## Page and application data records
============
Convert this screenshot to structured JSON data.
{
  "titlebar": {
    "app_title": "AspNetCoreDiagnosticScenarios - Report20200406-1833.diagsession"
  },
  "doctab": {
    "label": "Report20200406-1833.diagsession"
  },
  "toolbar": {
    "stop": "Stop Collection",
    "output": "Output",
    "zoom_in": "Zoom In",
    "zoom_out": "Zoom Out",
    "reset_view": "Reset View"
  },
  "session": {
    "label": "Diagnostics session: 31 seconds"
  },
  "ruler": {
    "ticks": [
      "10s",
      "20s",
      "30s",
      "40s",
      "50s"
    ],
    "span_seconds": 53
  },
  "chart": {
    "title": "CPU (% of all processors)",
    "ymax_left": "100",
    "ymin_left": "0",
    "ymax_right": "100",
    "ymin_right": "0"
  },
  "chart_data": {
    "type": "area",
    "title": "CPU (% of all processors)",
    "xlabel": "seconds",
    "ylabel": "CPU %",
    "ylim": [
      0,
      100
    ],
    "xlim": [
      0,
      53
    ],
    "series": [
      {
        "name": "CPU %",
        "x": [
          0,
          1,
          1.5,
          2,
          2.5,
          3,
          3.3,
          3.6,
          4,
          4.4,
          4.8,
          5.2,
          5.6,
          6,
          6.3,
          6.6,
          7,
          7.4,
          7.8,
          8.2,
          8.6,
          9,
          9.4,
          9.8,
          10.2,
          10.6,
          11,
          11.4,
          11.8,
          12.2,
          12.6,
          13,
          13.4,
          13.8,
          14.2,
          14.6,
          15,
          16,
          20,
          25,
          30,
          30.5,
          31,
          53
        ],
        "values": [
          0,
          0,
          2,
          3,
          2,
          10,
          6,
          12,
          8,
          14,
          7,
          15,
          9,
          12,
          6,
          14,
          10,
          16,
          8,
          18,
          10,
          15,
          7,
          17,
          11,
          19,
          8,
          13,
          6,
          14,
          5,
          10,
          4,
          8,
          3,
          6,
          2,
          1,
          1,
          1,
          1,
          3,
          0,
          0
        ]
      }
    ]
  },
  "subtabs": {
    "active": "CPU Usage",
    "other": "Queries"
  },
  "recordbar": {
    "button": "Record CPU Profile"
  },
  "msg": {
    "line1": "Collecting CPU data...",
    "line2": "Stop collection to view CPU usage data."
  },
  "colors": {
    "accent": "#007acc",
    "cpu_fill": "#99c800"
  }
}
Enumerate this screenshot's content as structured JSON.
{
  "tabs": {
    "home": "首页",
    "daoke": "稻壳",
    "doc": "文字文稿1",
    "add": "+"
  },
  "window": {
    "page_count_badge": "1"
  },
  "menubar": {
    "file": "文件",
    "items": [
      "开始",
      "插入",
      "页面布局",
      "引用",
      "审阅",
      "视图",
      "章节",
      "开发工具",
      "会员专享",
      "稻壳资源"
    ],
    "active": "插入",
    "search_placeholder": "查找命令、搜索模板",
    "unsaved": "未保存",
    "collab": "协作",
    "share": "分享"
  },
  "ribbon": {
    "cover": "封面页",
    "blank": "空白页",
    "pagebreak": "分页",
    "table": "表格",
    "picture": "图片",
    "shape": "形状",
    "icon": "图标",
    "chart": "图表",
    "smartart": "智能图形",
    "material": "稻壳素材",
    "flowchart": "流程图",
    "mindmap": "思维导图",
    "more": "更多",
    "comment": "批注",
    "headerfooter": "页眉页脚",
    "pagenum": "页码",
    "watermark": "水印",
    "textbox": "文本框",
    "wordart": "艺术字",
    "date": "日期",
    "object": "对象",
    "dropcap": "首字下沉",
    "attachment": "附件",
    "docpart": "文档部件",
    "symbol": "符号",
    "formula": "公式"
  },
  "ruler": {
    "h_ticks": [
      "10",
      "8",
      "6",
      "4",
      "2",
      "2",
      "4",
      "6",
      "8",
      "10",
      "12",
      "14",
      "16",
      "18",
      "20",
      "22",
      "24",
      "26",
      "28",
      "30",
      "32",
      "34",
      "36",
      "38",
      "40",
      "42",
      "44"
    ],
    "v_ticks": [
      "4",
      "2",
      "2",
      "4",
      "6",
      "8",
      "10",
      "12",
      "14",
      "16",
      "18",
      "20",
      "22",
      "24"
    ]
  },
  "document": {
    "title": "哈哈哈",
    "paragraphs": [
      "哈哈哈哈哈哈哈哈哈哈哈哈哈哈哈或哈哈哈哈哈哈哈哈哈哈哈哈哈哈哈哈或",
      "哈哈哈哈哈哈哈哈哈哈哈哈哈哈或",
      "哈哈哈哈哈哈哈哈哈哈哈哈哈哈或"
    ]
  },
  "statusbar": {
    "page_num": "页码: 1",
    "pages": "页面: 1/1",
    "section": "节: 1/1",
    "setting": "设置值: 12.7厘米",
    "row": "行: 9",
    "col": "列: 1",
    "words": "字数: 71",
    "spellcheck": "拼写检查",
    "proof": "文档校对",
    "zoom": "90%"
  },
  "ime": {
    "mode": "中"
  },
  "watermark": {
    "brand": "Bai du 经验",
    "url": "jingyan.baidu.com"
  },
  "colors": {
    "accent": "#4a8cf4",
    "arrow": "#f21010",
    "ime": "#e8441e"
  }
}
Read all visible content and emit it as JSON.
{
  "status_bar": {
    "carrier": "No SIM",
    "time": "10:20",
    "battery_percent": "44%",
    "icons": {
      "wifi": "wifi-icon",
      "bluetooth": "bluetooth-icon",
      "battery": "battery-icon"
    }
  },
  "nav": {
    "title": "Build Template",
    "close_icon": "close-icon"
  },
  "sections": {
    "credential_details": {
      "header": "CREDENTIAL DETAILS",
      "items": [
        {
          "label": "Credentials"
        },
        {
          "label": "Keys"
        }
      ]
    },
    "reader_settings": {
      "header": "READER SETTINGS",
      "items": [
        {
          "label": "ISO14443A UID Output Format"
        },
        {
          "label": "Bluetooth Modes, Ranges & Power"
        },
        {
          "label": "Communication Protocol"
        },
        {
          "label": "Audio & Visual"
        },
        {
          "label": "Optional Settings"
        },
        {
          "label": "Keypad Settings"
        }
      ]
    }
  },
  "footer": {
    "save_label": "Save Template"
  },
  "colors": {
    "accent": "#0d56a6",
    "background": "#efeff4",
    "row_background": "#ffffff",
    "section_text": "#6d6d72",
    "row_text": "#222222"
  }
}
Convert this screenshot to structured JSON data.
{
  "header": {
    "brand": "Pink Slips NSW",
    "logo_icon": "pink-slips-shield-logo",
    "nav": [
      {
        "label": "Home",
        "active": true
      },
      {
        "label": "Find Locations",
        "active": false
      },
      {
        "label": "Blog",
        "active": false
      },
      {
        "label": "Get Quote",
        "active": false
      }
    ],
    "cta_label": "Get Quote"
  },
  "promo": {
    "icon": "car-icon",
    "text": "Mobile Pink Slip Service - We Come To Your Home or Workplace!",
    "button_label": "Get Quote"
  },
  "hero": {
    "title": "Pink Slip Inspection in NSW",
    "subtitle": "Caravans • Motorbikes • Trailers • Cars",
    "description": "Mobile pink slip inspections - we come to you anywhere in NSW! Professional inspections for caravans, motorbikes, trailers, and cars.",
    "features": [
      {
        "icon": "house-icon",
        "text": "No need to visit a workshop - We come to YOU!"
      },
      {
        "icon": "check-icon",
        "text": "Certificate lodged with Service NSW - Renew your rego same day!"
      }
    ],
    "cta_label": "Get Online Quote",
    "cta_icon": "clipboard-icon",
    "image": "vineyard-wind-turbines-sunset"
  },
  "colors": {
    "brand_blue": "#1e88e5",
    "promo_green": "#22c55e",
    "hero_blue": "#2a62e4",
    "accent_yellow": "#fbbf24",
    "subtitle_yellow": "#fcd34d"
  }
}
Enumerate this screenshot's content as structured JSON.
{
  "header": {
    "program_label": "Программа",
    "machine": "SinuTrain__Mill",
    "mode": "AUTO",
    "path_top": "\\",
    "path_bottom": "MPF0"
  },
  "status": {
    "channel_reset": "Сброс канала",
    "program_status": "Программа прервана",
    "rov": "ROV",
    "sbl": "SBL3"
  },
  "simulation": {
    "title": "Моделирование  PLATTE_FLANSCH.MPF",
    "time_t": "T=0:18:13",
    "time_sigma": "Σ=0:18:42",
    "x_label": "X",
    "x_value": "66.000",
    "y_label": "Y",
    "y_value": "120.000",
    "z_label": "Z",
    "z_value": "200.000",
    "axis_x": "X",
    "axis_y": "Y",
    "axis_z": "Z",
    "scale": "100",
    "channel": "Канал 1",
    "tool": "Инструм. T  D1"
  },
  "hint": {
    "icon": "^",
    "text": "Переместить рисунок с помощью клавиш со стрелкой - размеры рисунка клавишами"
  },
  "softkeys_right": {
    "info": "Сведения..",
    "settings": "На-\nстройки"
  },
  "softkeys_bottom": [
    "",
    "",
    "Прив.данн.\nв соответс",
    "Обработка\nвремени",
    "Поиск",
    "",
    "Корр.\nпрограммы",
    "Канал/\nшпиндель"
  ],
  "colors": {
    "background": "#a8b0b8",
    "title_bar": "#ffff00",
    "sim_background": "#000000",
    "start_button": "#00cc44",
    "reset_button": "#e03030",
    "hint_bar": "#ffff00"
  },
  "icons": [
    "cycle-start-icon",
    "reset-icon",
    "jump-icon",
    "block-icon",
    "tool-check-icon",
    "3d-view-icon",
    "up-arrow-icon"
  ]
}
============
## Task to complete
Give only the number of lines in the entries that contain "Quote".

## Problem solution
4